The data retrieved with the online search engine, Google Trends, can summarize internet inquiries into specified search terms. This engine may be used for analyzing inquiry peaks for different medical conditions and symptoms.

|
Article Thumbnail
Clinical Information and Decision Making

Sepsis is the leading cause of death in US hospitals. Compliance with bundled care, specifically serial lactates, blood cultures, and antibiotics, improves outcomes but is often delayed or missed altogether in a busy practice environment.

|
Article Thumbnail
Demographics of Users, Social & Digital Divide

In many countries, sex work is criminalized, driving sex work underground and leaving sex workers vulnerable to a number of occupational health and safety risks, including violence, assault, and robbery. With the advent of widely accessible information and communication technologies (ICTs), sex workers have begun to use electronic occupational health and safety tools to mitigate these risks.

|
Article Thumbnail
Innovations and Technology for Physical Activity Education

When studied in community-based samples, the association of physical activity with blood pressure (BP) remains controversial and is perhaps dependent on the intensity of physical activity. Prior studies have not explored the association of smartwatch-measured physical activity with home BP.

|
Article Thumbnail
Mobile Health (mhealth)

There is significant opportunity to improve the nutritional quality of foods packed in children’s school lunchboxes. Interventions that are effective and scalable targeting the school and home environment are therefore warranted.

|
Article Thumbnail
Viewpoints and Perspectives

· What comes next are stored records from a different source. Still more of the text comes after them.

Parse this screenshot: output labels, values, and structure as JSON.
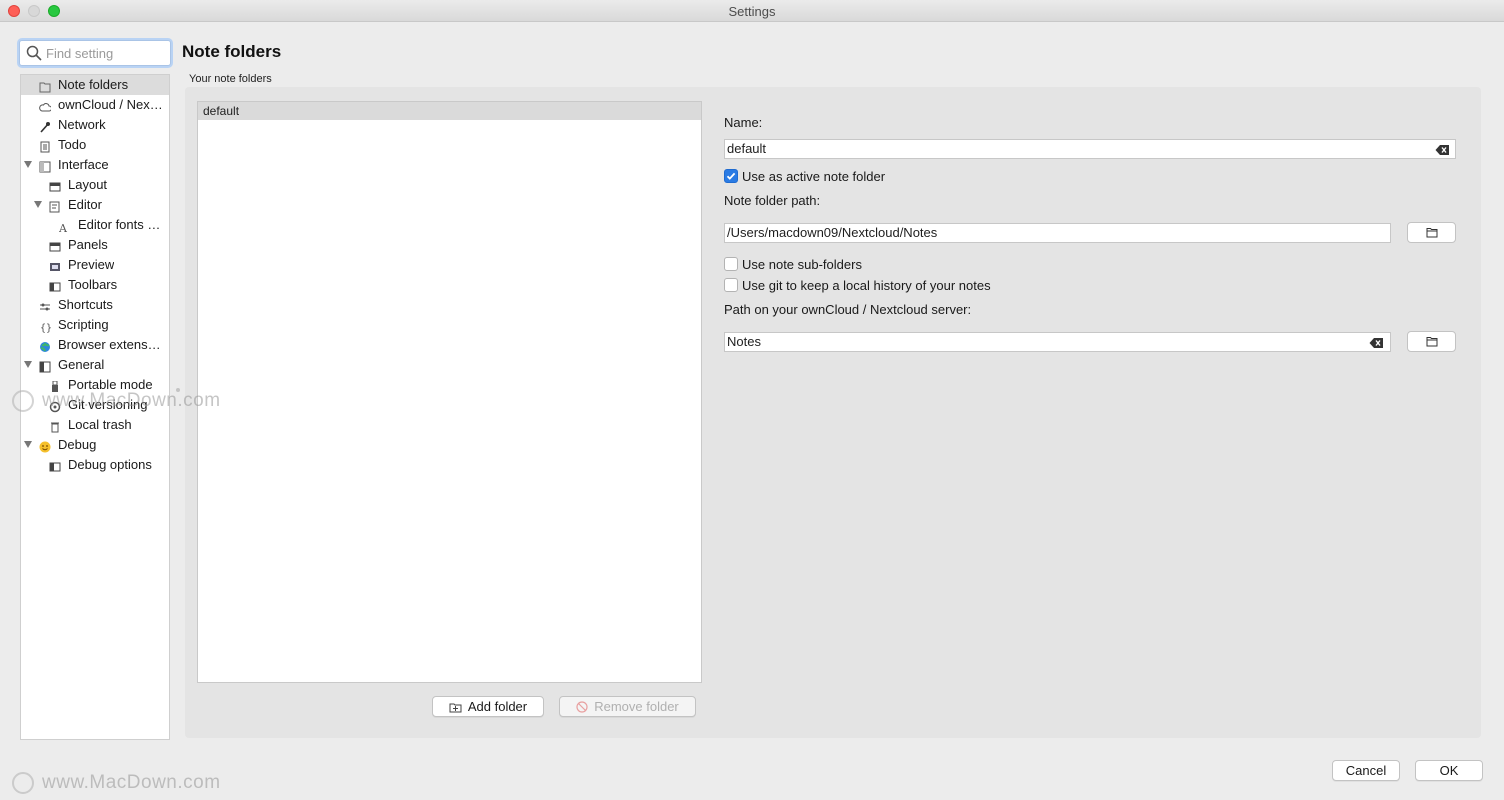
{
  "window": {
    "title": "Settings"
  },
  "search": {
    "placeholder": "Find setting",
    "value": ""
  },
  "nav": {
    "items": [
      {
        "label": "Note folders",
        "icon": "folder-icon",
        "level": 0,
        "selected": true
      },
      {
        "label": "ownCloud / Nex…",
        "icon": "cloud-icon",
        "level": 0
      },
      {
        "label": "Network",
        "icon": "network-icon",
        "level": 0
      },
      {
        "label": "Todo",
        "icon": "todo-icon",
        "level": 0
      },
      {
        "label": "Interface",
        "icon": "interface-icon",
        "level": 0,
        "expanded": true
      },
      {
        "label": "Layout",
        "icon": "layout-icon",
        "level": 1
      },
      {
        "label": "Editor",
        "icon": "editor-icon",
        "level": 1,
        "expanded": true
      },
      {
        "label": "Editor fonts …",
        "icon": "font-icon",
        "level": 2
      },
      {
        "label": "Panels",
        "icon": "panels-icon",
        "level": 1
      },
      {
        "label": "Preview",
        "icon": "preview-icon",
        "level": 1
      },
      {
        "label": "Toolbars",
        "icon": "toolbars-icon",
        "level": 1
      },
      {
        "label": "Shortcuts",
        "icon": "shortcuts-icon",
        "level": 0
      },
      {
        "label": "Scripting",
        "icon": "scripting-icon",
        "level": 0
      },
      {
        "label": "Browser extens…",
        "icon": "globe-icon",
        "level": 0
      },
      {
        "label": "General",
        "icon": "general-icon",
        "level": 0,
        "expanded": true
      },
      {
        "label": "Portable mode",
        "icon": "usb-icon",
        "level": 1
      },
      {
        "label": "Git versioning",
        "icon": "git-icon",
        "level": 1
      },
      {
        "label": "Local trash",
        "icon": "trash-icon",
        "level": 1
      },
      {
        "label": "Debug",
        "icon": "smiley-icon",
        "level": 0,
        "expanded": true
      },
      {
        "label": "Debug options",
        "icon": "debug-options-icon",
        "level": 1
      }
    ]
  },
  "page": {
    "title": "Note folders",
    "group_label": "Your note folders",
    "folders": [
      "default"
    ],
    "add_folder": "Add folder",
    "remove_folder": "Remove folder"
  },
  "form": {
    "name_label": "Name:",
    "name_value": "default",
    "active_label": "Use as active note folder",
    "active_checked": true,
    "path_label": "Note folder path:",
    "path_value": "/Users/macdown09/Nextcloud/Notes",
    "subfolders_label": "Use note sub-folders",
    "subfolders_checked": false,
    "git_label": "Use git to keep a local history of your notes",
    "git_checked": false,
    "server_label": "Path on your ownCloud / Nextcloud server:",
    "server_value": "Notes"
  },
  "footer": {
    "cancel": "Cancel",
    "ok": "OK"
  },
  "watermark": {
    "text": "www.MacDown.com"
  },
  "colors": {
    "accent": "#2a7be4",
    "selection": "#dcdcdc",
    "panel": "#e4e4e4"
  }
}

Knowledge of how to design digital systems that are ergonomically sound, high in usability, and optimized for the user, context, and task has existed for some time. Despite this, there are still too many examples of new digital health care systems that are poorly designed and that could negatively affect both the work environment of health care staff and patient safety. This could be because of a gap between the theoretical knowledge of design and ergonomics and the practical implementation of this knowledge in procuring and developing digital health care systems. Furthermore, discussions of digitalization are often at a general level and risk neglecting the nature of direct interaction with the digital system. This is problematic since it is at this detailed level that work environment and patient safety issues materialize in practice. In this paper, we illustrate such issues with two scenarios concerned with contemporary electronic health care records, based on field studies in two health care settings. We argue that current methods and tools for designing and evaluating digital systems in health care must cater both to the holistic level and to the details of interaction and ergonomics. It must also be acknowledged that health care professionals are neither designers nor engineers, so expectations of them during the development of digital systems must be realistic. We suggest three paths toward a more sustainable digital work environment in health care: (1) better tools for evaluating the digital work environment in the field; (2) generic formulations of qualitative requirements related to usability and for adaptation to the user, context, and task, to be used in procurement; and (3) the introduction of digital ergonomics as an embracing concept capturing several of the ergonomic challenges (including physical, cognitive, and organizational aspects) involved in implementing and using digital systems.

|

Preprints Open for Peer-Review

|

Open Peer Review Period:

-

|

Open Peer Review Period:

-

|

Open Peer Review Period:

-

We are working in partnership with